A quote from the Strong Reading blog sketching out the concept of defilement may be helpful at this juncture, but the reader should take care not to get distracted by apparent complexities therein:
The first primary symbol of evil is defilement, or unclean contact. Defilement occurs objectively when a quasi-material something infects as a sort of filth, thus inciting an anonymous wrath carrying a deadly power. It is experienced subjectively as dread or terror. Defilement has more to do with happenings in the world than with the intentions of an agent, and it exists at a stage when evil and misfortune, the ethical and the physical, have not been separated. Defilement is the first schema of the rationalization of suffering. It is experienced in the sight of other people who excite feelings of shame and under the influence of the word which gives it expression, thus making defilement both a social and linguistic phenomenon.
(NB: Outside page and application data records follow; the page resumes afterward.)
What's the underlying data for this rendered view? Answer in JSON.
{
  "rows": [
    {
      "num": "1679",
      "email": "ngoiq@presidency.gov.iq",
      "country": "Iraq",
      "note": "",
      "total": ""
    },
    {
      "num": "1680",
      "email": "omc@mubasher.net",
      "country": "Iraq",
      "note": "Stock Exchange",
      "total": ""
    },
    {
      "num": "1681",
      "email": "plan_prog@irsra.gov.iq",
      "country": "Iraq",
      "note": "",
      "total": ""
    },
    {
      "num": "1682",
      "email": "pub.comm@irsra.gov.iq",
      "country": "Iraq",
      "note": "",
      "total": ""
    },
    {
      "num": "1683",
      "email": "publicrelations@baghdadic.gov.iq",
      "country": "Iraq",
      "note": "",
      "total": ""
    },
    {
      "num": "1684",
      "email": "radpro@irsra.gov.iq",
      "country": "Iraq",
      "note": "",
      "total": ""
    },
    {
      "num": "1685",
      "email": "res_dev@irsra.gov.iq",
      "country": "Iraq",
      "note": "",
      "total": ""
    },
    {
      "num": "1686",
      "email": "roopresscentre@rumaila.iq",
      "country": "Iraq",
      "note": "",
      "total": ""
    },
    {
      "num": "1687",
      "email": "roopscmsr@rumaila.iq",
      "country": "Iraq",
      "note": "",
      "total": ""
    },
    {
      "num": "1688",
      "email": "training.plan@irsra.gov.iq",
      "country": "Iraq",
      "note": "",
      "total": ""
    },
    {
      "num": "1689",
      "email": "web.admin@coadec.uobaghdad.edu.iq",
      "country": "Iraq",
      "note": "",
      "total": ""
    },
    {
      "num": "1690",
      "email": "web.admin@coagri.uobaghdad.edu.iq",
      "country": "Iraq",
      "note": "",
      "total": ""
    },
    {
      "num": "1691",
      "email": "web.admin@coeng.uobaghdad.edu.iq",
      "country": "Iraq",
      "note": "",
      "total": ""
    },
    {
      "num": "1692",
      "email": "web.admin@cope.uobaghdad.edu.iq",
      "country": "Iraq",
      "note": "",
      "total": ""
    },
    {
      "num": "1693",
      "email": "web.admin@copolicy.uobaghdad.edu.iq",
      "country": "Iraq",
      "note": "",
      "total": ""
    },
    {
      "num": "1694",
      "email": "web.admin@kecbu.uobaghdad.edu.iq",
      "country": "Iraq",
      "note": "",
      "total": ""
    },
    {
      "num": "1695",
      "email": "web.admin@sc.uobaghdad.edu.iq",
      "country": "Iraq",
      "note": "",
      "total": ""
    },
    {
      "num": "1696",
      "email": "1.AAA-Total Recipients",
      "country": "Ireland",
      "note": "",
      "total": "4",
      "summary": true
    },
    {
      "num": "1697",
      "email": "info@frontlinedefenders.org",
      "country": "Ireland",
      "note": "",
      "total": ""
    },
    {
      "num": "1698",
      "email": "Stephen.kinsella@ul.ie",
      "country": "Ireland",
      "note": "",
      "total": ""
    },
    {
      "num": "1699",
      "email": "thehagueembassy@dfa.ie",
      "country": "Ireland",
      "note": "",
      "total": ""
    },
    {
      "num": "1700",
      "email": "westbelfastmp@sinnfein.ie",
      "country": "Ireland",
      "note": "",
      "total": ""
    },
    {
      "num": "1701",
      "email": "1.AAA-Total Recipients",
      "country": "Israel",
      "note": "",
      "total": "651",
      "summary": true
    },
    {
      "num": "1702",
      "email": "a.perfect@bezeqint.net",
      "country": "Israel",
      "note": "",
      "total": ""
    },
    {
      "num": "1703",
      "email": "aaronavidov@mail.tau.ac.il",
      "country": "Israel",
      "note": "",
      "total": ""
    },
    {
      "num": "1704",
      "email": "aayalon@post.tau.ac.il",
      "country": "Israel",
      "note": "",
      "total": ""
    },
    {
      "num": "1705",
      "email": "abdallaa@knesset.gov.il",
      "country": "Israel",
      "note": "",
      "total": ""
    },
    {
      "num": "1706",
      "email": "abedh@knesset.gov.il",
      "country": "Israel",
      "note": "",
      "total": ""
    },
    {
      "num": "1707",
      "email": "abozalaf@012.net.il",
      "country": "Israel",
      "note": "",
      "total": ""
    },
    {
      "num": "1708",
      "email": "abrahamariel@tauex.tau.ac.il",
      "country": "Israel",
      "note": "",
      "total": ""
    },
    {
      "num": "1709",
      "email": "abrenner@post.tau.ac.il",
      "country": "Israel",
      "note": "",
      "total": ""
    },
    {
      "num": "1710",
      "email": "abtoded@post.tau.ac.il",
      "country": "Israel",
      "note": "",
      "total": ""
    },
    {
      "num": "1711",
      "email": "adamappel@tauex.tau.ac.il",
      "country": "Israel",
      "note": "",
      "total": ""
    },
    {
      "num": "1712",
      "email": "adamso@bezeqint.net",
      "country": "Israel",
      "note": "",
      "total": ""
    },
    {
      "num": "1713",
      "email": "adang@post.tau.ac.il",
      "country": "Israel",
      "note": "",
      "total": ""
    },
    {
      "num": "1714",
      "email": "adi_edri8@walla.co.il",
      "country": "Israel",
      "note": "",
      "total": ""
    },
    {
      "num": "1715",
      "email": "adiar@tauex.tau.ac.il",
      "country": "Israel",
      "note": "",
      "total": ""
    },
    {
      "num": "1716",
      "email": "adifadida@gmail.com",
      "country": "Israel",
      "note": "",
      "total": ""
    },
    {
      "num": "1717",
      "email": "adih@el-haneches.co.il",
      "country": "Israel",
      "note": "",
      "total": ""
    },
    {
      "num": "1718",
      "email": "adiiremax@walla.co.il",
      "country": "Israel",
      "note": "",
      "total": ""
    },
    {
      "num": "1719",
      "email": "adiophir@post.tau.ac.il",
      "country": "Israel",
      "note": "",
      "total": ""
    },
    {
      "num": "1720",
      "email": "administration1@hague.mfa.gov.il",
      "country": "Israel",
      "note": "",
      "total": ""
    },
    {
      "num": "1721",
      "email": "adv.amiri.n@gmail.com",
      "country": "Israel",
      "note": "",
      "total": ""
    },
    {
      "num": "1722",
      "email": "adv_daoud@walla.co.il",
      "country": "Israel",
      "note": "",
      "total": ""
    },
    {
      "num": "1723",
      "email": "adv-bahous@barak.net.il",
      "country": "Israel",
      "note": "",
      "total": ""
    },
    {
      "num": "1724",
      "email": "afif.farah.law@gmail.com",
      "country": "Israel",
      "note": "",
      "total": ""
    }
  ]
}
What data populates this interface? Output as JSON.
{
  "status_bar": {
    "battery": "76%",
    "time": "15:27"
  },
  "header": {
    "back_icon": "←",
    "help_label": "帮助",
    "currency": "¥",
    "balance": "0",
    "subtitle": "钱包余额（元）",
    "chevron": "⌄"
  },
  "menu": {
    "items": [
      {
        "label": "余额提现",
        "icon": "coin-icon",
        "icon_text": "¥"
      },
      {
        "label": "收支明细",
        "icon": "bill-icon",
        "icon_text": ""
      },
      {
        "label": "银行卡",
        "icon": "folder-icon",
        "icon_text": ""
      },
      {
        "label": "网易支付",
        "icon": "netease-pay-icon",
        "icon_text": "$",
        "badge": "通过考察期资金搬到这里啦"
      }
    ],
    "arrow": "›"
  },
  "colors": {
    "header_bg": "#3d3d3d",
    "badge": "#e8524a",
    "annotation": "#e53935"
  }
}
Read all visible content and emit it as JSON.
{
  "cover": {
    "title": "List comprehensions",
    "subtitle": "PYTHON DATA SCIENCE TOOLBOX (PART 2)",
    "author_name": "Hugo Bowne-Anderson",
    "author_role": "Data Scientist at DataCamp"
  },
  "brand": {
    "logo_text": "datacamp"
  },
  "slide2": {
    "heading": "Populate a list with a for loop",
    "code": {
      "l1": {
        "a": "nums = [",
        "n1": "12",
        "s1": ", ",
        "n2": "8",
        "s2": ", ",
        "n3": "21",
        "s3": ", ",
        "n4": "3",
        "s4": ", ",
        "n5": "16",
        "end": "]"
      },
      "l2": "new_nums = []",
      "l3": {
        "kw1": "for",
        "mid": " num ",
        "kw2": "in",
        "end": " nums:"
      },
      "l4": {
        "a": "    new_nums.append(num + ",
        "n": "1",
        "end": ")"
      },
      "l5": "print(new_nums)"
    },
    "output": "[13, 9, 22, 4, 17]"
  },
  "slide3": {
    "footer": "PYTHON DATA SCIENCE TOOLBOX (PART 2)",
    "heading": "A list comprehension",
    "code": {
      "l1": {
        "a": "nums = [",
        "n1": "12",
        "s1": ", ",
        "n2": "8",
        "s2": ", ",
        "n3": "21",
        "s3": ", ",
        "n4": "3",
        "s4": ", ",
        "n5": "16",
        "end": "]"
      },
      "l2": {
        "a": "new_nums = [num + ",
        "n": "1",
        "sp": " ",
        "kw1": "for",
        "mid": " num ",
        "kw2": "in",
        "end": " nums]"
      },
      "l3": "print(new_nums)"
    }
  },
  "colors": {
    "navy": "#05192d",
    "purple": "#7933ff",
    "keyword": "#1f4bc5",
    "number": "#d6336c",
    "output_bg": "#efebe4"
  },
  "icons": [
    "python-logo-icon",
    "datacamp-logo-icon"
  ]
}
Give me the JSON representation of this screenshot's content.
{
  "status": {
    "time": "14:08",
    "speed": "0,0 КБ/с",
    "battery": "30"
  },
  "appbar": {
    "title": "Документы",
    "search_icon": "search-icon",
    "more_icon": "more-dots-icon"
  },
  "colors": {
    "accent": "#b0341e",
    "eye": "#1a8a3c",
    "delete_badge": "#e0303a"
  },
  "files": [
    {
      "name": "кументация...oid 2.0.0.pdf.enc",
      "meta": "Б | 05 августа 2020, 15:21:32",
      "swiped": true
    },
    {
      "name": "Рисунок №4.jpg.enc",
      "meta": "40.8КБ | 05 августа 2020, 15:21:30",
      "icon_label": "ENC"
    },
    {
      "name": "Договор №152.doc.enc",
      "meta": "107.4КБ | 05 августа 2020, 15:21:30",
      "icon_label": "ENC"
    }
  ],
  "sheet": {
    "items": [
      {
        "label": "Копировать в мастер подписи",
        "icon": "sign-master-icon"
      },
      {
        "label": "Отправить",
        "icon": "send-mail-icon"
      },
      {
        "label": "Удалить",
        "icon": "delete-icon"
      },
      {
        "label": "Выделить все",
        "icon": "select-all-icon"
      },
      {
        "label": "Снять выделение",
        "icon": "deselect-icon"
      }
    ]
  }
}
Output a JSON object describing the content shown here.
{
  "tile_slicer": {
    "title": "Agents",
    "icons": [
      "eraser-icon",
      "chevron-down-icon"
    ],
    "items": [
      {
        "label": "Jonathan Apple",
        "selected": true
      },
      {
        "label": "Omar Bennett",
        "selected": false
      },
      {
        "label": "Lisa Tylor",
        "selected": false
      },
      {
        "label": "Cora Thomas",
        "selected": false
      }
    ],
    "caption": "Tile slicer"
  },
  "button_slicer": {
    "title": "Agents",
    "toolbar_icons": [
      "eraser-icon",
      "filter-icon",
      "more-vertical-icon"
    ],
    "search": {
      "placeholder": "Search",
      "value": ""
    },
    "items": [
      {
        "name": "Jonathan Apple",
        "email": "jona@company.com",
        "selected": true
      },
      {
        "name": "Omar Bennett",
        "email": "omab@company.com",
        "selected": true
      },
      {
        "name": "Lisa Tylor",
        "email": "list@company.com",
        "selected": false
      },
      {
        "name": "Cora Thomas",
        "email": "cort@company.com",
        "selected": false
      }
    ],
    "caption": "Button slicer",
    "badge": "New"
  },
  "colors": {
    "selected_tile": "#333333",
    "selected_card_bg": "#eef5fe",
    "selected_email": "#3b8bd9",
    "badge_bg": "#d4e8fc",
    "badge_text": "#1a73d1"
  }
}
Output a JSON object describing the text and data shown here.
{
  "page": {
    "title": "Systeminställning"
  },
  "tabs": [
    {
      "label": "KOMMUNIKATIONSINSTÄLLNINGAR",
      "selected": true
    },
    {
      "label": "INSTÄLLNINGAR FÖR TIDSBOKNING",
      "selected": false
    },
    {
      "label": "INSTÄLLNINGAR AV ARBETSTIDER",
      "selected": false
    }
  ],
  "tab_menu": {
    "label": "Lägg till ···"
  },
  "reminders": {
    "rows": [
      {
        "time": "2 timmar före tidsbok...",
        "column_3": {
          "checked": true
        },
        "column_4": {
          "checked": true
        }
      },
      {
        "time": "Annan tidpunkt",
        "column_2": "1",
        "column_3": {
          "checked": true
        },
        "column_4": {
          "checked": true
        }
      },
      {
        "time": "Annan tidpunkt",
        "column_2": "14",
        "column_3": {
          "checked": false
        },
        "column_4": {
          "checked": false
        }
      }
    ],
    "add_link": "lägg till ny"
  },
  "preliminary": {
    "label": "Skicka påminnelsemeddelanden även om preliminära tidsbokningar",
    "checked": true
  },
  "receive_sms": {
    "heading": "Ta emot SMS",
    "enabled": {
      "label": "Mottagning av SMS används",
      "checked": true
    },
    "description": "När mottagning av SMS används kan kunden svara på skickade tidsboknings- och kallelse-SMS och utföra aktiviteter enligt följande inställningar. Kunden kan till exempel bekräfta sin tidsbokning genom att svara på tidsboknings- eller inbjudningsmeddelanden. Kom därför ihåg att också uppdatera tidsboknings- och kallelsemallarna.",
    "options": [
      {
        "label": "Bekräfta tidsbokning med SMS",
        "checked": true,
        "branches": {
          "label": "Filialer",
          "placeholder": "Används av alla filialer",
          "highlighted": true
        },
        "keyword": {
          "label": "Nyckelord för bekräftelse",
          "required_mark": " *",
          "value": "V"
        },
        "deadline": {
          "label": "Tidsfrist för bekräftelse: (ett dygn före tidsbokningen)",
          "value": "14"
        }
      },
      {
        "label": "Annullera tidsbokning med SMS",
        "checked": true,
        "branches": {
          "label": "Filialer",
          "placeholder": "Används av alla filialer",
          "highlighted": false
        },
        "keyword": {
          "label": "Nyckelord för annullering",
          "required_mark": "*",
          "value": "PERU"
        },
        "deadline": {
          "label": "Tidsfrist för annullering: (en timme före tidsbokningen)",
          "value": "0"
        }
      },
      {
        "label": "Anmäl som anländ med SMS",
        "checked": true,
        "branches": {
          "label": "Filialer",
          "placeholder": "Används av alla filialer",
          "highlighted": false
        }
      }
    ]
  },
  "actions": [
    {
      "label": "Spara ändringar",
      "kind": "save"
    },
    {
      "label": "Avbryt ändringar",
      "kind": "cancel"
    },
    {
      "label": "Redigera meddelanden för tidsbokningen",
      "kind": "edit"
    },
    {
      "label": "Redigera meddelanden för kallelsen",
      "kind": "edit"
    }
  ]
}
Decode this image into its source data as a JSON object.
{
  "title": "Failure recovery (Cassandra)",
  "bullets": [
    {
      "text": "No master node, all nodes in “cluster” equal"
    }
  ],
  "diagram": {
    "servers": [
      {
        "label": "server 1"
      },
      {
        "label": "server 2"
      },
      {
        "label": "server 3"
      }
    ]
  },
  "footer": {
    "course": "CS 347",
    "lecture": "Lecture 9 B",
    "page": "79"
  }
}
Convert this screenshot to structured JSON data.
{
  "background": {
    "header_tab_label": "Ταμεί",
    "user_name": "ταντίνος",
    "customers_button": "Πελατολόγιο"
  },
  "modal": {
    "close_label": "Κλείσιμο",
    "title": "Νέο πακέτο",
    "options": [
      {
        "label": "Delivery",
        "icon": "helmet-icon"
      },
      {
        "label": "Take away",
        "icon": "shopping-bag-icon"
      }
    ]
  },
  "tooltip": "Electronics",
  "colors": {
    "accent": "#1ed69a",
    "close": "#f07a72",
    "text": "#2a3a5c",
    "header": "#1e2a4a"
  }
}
Its symbolism of stain, preceding the division of ethical and physical, has become irrational for us. Defilement occurs in many places, but it is primarily a Greek phenomenon, and in its purer forms, pre-monotheism. In our fear of anonymous vengeance, we demand that sins be punished, thus expressing an implicit veneration of an order of punishment and expiation.
When reading the above explanation, the reader should primarily focus his mind on the fact that in Islam, the concept of "filthy" (najis; cf. Koran 9:28 -- "Truly, the Mushrikoon are filthy...") is central to its obsessive-compulsive disorder by which it cordons off all things un-Islamic from Islam and from Muslims, not only conceptually, but also psychologically and physically.
Islam seems to be the only seemingly sophisticated religious culture ("world religion") that massively retains, and assiduously and with dogmatic fanaticism cultivates, a consistent projection of defilement away from the self, onto the Other -- with this projection, in addition, further buttressed and animated and galvanized by a fanatically dogmatic context of violent and/or military hostility.
Another way to put this is that Islam is the only Universalist creed that has remained massively Tribalistic: its Universalism is really a Super-Tribalism with only a pretense at best to Universalism, not an authentically universalist embrace of the Other. An oxymoron, to be sure, conceptually; but in practice, it works as a global enterprise of hateful and hostile voracity, only sometimes smoothed over by a measure of sophistication in terms of a cultivation of clever deceitfulness whenever Muslims perceive themselves to be too weak, vis-à-vis the "filthy" Other, to act out openly their supremacist expansionism that is both the raison d'être and the logical conclusion of their hateful and hostile voracity.